## WHAT NEEDS TO BE DONE
Count up every line of the data in which "Layer" occurs. The reply is one number and nothing more.

── DATA

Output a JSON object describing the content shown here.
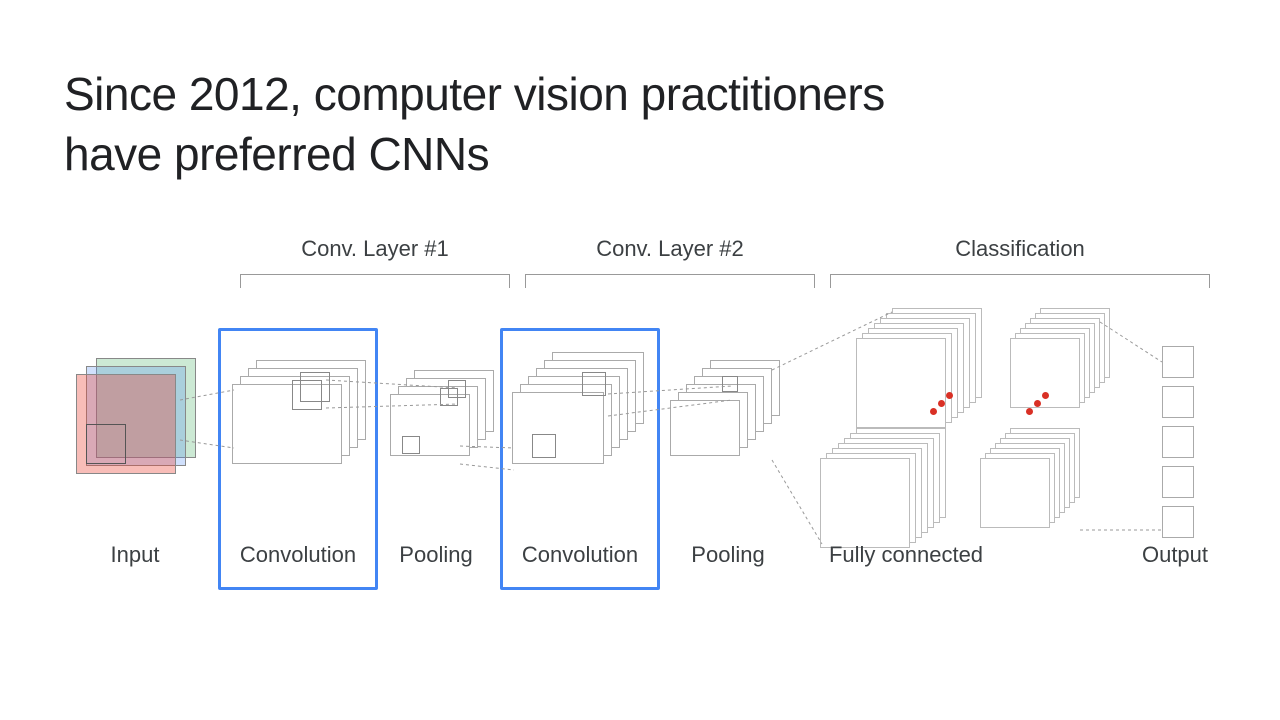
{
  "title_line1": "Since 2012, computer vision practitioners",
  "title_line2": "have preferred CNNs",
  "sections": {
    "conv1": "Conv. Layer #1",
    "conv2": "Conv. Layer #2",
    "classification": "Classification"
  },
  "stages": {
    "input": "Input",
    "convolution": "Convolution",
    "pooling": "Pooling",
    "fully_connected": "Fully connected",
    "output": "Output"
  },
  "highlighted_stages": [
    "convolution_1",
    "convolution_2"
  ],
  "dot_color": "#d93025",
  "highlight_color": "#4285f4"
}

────
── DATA

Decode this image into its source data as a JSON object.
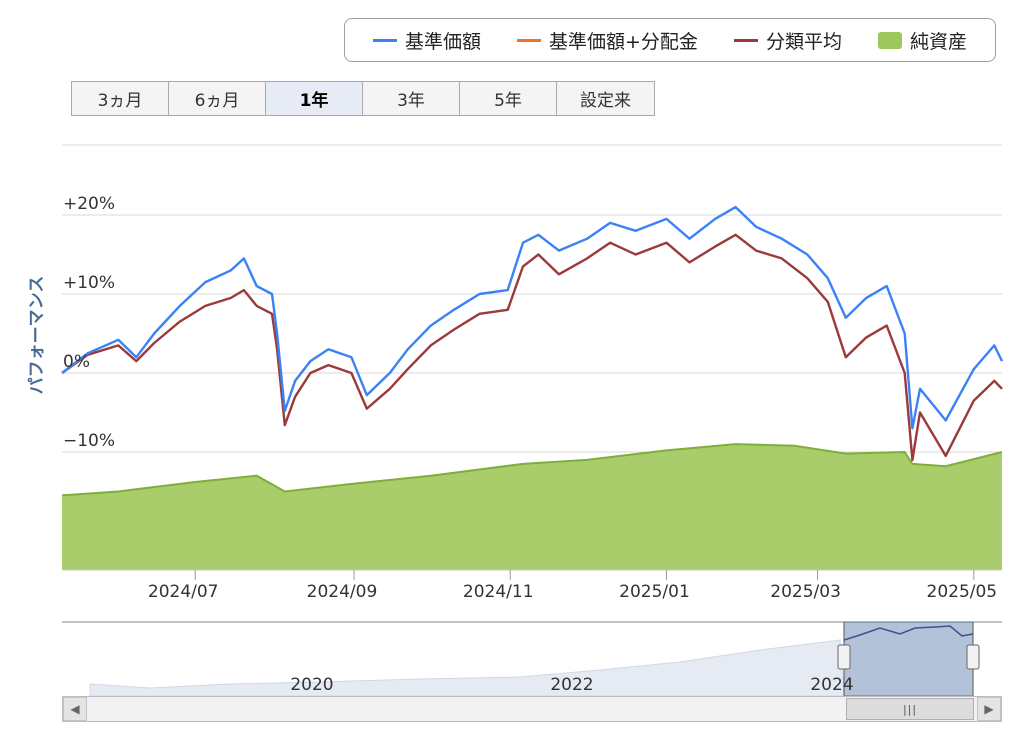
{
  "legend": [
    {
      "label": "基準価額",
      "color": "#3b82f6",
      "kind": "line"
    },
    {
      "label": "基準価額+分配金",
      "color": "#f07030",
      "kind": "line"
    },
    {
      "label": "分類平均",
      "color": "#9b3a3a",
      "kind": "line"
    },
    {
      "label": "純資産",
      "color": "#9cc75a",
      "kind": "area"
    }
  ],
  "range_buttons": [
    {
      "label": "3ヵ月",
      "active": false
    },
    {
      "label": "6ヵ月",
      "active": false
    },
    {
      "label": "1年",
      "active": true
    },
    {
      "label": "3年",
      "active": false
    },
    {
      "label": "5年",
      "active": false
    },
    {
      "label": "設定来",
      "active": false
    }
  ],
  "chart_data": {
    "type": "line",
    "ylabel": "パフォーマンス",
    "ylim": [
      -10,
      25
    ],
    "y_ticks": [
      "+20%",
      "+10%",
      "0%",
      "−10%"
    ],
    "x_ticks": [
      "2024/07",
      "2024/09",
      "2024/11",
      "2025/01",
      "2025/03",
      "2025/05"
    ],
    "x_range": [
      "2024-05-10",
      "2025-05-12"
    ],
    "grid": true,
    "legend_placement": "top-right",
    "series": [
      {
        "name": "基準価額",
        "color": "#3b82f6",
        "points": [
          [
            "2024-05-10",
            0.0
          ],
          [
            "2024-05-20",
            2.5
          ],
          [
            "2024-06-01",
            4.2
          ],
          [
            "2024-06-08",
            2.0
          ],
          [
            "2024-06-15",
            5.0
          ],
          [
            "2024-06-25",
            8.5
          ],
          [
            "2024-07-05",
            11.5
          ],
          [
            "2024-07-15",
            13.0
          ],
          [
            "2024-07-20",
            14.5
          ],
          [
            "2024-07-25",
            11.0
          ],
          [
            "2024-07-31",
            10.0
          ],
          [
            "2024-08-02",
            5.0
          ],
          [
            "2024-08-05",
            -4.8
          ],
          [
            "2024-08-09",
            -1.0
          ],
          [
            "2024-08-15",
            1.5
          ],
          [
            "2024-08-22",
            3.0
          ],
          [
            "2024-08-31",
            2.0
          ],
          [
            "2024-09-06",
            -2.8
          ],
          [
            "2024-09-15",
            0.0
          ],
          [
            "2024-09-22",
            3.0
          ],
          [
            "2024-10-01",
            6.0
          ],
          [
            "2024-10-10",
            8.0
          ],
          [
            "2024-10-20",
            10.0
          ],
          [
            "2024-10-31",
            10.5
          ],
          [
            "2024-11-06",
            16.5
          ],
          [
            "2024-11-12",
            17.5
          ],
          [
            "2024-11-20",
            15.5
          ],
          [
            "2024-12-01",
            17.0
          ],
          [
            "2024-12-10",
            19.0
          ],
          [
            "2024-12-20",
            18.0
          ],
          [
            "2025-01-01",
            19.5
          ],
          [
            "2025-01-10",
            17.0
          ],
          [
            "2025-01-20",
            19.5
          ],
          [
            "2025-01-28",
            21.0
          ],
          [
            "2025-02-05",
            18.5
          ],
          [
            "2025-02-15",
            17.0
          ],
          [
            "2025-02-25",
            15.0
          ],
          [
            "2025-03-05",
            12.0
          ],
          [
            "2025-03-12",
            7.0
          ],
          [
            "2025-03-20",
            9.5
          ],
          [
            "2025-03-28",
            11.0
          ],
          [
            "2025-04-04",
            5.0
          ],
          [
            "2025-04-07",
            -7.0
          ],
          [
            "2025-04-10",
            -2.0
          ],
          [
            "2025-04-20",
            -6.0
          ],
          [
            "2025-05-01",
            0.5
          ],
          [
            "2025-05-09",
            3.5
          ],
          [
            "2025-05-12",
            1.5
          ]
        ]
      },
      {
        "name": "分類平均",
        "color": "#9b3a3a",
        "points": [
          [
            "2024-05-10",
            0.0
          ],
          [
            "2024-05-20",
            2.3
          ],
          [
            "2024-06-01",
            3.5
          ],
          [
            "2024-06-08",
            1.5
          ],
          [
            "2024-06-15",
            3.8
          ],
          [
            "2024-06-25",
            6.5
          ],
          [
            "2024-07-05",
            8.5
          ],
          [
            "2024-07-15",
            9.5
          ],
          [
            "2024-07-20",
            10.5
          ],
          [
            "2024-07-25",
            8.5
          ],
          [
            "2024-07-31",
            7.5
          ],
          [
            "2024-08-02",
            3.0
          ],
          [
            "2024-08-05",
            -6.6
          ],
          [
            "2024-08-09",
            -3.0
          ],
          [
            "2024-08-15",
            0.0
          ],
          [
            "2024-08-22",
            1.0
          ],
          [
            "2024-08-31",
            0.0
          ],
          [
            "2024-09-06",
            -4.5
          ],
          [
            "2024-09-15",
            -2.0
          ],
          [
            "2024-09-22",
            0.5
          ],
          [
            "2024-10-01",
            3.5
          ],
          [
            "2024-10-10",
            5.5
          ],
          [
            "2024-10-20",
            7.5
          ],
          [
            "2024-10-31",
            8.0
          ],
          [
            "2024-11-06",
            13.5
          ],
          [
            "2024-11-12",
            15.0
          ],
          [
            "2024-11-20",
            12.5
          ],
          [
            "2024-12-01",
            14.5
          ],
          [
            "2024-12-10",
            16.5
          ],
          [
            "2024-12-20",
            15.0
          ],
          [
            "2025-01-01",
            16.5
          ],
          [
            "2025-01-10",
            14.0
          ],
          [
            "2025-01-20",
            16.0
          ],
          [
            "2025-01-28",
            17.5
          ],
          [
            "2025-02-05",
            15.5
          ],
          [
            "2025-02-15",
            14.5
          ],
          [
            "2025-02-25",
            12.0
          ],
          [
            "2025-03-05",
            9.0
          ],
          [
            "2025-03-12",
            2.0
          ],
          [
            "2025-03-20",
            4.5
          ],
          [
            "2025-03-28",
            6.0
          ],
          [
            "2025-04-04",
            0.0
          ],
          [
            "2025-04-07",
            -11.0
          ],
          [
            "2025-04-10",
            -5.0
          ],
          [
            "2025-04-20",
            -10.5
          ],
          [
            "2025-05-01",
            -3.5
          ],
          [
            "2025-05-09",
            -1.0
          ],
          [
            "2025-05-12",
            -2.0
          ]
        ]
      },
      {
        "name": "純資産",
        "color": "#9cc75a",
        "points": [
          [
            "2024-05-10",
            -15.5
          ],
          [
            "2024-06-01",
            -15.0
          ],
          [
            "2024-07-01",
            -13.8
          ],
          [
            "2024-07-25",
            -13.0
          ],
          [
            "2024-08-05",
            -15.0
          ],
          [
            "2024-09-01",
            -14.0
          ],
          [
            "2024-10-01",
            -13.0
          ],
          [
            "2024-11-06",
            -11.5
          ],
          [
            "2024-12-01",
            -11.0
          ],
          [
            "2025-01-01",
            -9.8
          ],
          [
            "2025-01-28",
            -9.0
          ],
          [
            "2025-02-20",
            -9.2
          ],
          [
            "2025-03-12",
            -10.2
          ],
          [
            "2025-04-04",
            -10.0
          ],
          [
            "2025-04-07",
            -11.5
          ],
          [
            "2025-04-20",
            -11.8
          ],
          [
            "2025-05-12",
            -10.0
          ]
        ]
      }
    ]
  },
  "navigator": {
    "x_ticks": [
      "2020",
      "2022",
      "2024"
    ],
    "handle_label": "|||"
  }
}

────

## EXPECTED ANSWER
2